Dataset rows for apps and sites
------------

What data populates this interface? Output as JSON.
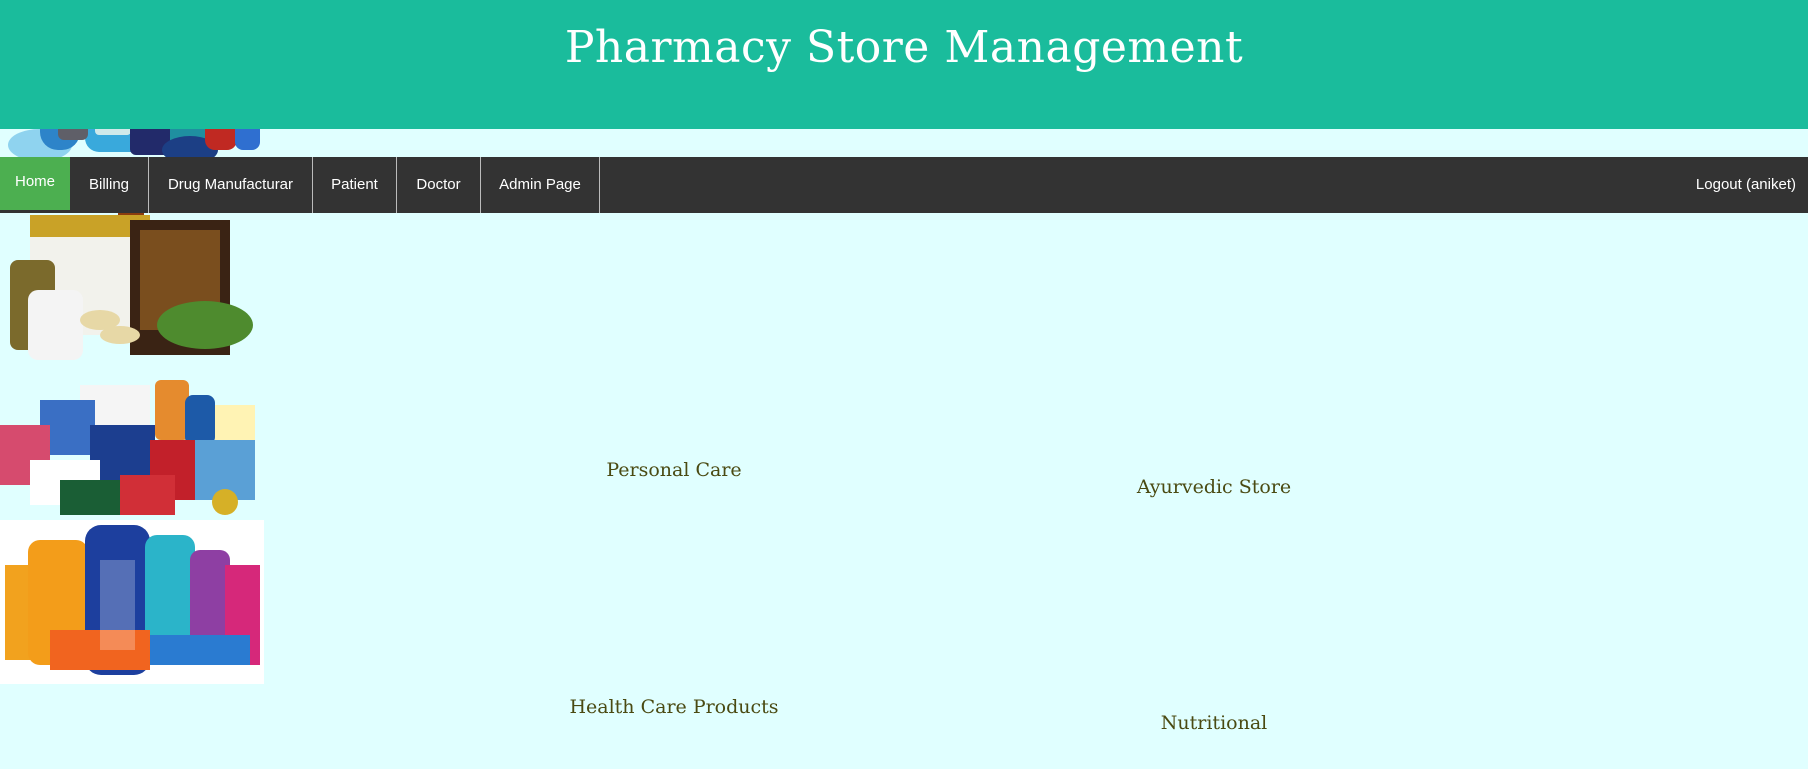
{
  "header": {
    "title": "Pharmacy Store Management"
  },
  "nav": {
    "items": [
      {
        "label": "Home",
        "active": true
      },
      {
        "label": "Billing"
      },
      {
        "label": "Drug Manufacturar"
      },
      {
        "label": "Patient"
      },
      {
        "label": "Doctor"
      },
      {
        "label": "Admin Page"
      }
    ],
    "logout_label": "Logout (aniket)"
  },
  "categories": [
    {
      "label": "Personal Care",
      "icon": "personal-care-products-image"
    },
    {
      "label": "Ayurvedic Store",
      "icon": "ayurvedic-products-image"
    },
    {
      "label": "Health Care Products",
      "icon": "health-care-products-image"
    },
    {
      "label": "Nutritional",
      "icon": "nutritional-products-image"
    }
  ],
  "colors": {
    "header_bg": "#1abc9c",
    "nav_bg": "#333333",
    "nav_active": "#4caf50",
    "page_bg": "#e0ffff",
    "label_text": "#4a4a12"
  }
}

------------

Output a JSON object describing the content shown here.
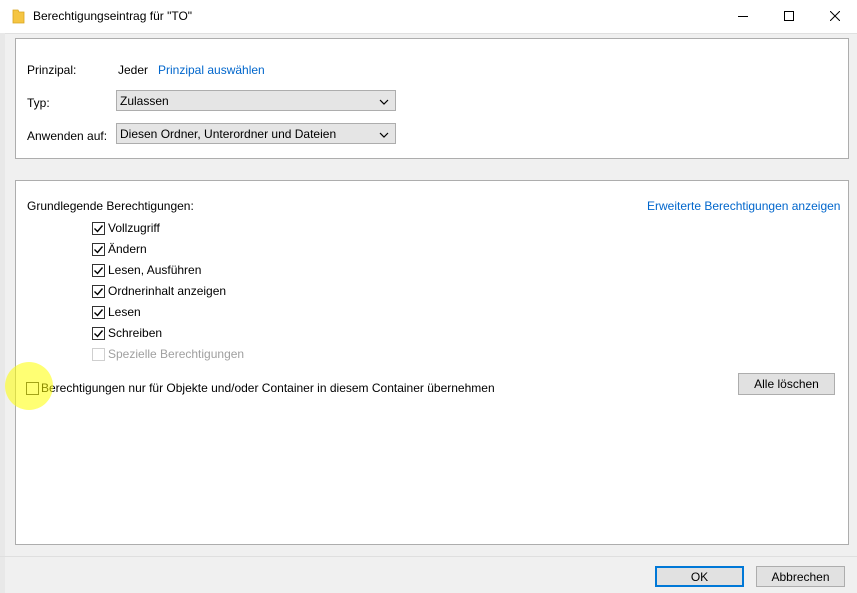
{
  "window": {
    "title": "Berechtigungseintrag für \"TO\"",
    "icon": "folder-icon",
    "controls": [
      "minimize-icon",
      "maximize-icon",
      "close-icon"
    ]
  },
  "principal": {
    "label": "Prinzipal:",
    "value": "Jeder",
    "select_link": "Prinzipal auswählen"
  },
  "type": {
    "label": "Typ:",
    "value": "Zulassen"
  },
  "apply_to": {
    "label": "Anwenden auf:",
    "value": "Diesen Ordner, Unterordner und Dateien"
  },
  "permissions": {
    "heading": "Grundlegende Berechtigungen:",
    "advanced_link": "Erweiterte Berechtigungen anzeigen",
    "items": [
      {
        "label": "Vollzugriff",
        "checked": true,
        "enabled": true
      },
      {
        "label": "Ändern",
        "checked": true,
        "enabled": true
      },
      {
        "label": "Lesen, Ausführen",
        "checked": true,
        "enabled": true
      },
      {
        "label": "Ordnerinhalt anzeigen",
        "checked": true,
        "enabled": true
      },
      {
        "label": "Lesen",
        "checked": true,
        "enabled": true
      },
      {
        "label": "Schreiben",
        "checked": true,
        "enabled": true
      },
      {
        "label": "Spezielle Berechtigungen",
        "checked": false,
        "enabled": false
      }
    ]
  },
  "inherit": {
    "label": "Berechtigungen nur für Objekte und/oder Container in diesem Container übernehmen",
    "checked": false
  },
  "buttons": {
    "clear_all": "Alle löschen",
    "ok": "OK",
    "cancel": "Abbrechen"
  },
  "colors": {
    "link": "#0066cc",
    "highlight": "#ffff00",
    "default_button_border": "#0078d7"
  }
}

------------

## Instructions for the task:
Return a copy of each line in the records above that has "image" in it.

## Solution to this task:
      "icon": "personal-care-products-image"
      "icon": "ayurvedic-products-image"
      "icon": "health-care-products-image"
      "icon": "nutritional-products-image"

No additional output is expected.